Please retype every entry, keeping each one exactly as written.

◆ Dataset entries:

§ §

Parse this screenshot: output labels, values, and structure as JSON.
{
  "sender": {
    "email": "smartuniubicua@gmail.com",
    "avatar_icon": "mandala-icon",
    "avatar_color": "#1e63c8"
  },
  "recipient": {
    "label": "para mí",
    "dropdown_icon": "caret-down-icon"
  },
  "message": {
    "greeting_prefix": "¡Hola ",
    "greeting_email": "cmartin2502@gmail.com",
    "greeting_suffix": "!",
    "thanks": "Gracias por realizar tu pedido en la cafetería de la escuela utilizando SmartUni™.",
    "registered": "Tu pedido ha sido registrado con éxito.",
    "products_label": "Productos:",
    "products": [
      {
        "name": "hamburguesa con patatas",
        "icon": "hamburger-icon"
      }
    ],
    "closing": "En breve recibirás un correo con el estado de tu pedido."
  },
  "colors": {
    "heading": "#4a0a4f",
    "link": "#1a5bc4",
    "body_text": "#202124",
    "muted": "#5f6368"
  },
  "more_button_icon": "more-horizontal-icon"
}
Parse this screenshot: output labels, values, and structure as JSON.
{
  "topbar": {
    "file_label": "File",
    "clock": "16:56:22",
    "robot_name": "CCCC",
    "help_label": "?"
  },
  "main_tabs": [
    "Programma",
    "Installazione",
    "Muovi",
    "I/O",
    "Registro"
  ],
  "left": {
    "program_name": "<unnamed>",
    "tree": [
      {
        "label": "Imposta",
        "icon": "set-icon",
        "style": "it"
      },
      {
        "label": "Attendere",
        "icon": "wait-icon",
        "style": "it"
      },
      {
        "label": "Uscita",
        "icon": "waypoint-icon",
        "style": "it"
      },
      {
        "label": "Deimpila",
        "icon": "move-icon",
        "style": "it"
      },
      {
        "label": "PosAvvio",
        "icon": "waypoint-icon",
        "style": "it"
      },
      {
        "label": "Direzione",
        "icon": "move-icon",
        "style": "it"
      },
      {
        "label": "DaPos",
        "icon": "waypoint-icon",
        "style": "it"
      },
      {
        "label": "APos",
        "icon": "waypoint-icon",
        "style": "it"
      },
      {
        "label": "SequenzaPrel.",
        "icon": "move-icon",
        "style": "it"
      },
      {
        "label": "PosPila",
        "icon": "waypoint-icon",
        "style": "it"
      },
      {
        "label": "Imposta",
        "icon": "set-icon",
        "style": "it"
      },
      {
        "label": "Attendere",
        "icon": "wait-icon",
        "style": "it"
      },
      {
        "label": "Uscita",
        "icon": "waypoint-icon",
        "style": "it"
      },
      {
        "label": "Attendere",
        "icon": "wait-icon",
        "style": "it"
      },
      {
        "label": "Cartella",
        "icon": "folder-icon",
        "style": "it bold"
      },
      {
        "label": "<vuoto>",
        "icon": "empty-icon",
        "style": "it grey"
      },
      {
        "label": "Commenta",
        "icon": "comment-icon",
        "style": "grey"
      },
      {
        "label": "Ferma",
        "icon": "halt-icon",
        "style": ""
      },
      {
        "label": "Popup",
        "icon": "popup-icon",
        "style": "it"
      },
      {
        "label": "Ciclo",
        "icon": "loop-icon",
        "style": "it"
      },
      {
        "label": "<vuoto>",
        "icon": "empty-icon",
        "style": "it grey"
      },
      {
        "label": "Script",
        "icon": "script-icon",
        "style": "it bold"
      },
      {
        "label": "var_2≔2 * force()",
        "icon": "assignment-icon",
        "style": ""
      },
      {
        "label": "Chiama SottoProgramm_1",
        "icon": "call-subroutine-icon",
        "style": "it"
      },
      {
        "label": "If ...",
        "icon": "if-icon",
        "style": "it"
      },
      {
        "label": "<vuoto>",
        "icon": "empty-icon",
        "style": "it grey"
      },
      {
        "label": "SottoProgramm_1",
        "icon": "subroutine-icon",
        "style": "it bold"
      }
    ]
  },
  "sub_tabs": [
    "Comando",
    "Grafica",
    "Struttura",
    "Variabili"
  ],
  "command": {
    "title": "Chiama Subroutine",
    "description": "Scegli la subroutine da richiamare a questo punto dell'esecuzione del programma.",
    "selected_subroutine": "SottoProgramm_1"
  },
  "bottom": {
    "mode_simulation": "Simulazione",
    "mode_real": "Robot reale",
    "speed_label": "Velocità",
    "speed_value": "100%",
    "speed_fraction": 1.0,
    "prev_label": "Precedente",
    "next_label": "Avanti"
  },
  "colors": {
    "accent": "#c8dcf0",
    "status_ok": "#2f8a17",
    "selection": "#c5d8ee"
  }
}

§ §

◆ ANSWER AREA:
Parse this screenshot: output labels, values, and structure as JSON.
{
  "sender": {
    "email": "smartuniubicua@gmail.com",
    "avatar_icon": "mandala-icon",
    "avatar_color": "#1e63c8"
  },
  "recipient": {
    "label": "para mí",
    "dropdown_icon": "caret-down-icon"
  },
  "message": {
    "greeting_prefix": "¡Hola ",
    "greeting_email": "cmartin2502@gmail.com",
    "greeting_suffix": "!",
    "thanks": "Gracias por realizar tu pedido en la cafetería de la escuela utilizando SmartUni™.",
    "registered": "Tu pedido ha sido registrado con éxito.",
    "products_label": "Productos:",
    "products": [
      {
        "name": "hamburguesa con patatas",
        "icon": "hamburger-icon"
      }
    ],
    "closing": "En breve recibirás un correo con el estado de tu pedido."
  },
  "colors": {
    "heading": "#4a0a4f",
    "link": "#1a5bc4",
    "body_text": "#202124",
    "muted": "#5f6368"
  },
  "more_button_icon": "more-horizontal-icon"
}
Parse this screenshot: output labels, values, and structure as JSON.
{
  "topbar": {
    "file_label": "File",
    "clock": "16:56:22",
    "robot_name": "CCCC",
    "help_label": "?"
  },
  "main_tabs": [
    "Programma",
    "Installazione",
    "Muovi",
    "I/O",
    "Registro"
  ],
  "left": {
    "program_name": "<unnamed>",
    "tree": [
      {
        "label": "Imposta",
        "icon": "set-icon",
        "style": "it"
      },
      {
        "label": "Attendere",
        "icon": "wait-icon",
        "style": "it"
      },
      {
        "label": "Uscita",
        "icon": "waypoint-icon",
        "style": "it"
      },
      {
        "label": "Deimpila",
        "icon": "move-icon",
        "style": "it"
      },
      {
        "label": "PosAvvio",
        "icon": "waypoint-icon",
        "style": "it"
      },
      {
        "label": "Direzione",
        "icon": "move-icon",
        "style": "it"
      },
      {
        "label": "DaPos",
        "icon": "waypoint-icon",
        "style": "it"
      },
      {
        "label": "APos",
        "icon": "waypoint-icon",
        "style": "it"
      },
      {
        "label": "SequenzaPrel.",
        "icon": "move-icon",
        "style": "it"
      },
      {
        "label": "PosPila",
        "icon": "waypoint-icon",
        "style": "it"
      },
      {
        "label": "Imposta",
        "icon": "set-icon",
        "style": "it"
      },
      {
        "label": "Attendere",
        "icon": "wait-icon",
        "style": "it"
      },
      {
        "label": "Uscita",
        "icon": "waypoint-icon",
        "style": "it"
      },
      {
        "label": "Attendere",
        "icon": "wait-icon",
        "style": "it"
      },
      {
        "label": "Cartella",
        "icon": "folder-icon",
        "style": "it bold"
      },
      {
        "label": "<vuoto>",
        "icon": "empty-icon",
        "style": "it grey"
      },
      {
        "label": "Commenta",
        "icon": "comment-icon",
        "style": "grey"
      },
      {
        "label": "Ferma",
        "icon": "halt-icon",
        "style": ""
      },
      {
        "label": "Popup",
        "icon": "popup-icon",
        "style": "it"
      },
      {
        "label": "Ciclo",
        "icon": "loop-icon",
        "style": "it"
      },
      {
        "label": "<vuoto>",
        "icon": "empty-icon",
        "style": "it grey"
      },
      {
        "label": "Script",
        "icon": "script-icon",
        "style": "it bold"
      },
      {
        "label": "var_2≔2 * force()",
        "icon": "assignment-icon",
        "style": ""
      },
      {
        "label": "Chiama SottoProgramm_1",
        "icon": "call-subroutine-icon",
        "style": "it"
      },
      {
        "label": "If ...",
        "icon": "if-icon",
        "style": "it"
      },
      {
        "label": "<vuoto>",
        "icon": "empty-icon",
        "style": "it grey"
      },
      {
        "label": "SottoProgramm_1",
        "icon": "subroutine-icon",
        "style": "it bold"
      }
    ]
  },
  "sub_tabs": [
    "Comando",
    "Grafica",
    "Struttura",
    "Variabili"
  ],
  "command": {
    "title": "Chiama Subroutine",
    "description": "Scegli la subroutine da richiamare a questo punto dell'esecuzione del programma.",
    "selected_subroutine": "SottoProgramm_1"
  },
  "bottom": {
    "mode_simulation": "Simulazione",
    "mode_real": "Robot reale",
    "speed_label": "Velocità",
    "speed_value": "100%",
    "speed_fraction": 1.0,
    "prev_label": "Precedente",
    "next_label": "Avanti"
  },
  "colors": {
    "accent": "#c8dcf0",
    "status_ok": "#2f8a17",
    "selection": "#c5d8ee"
  }
}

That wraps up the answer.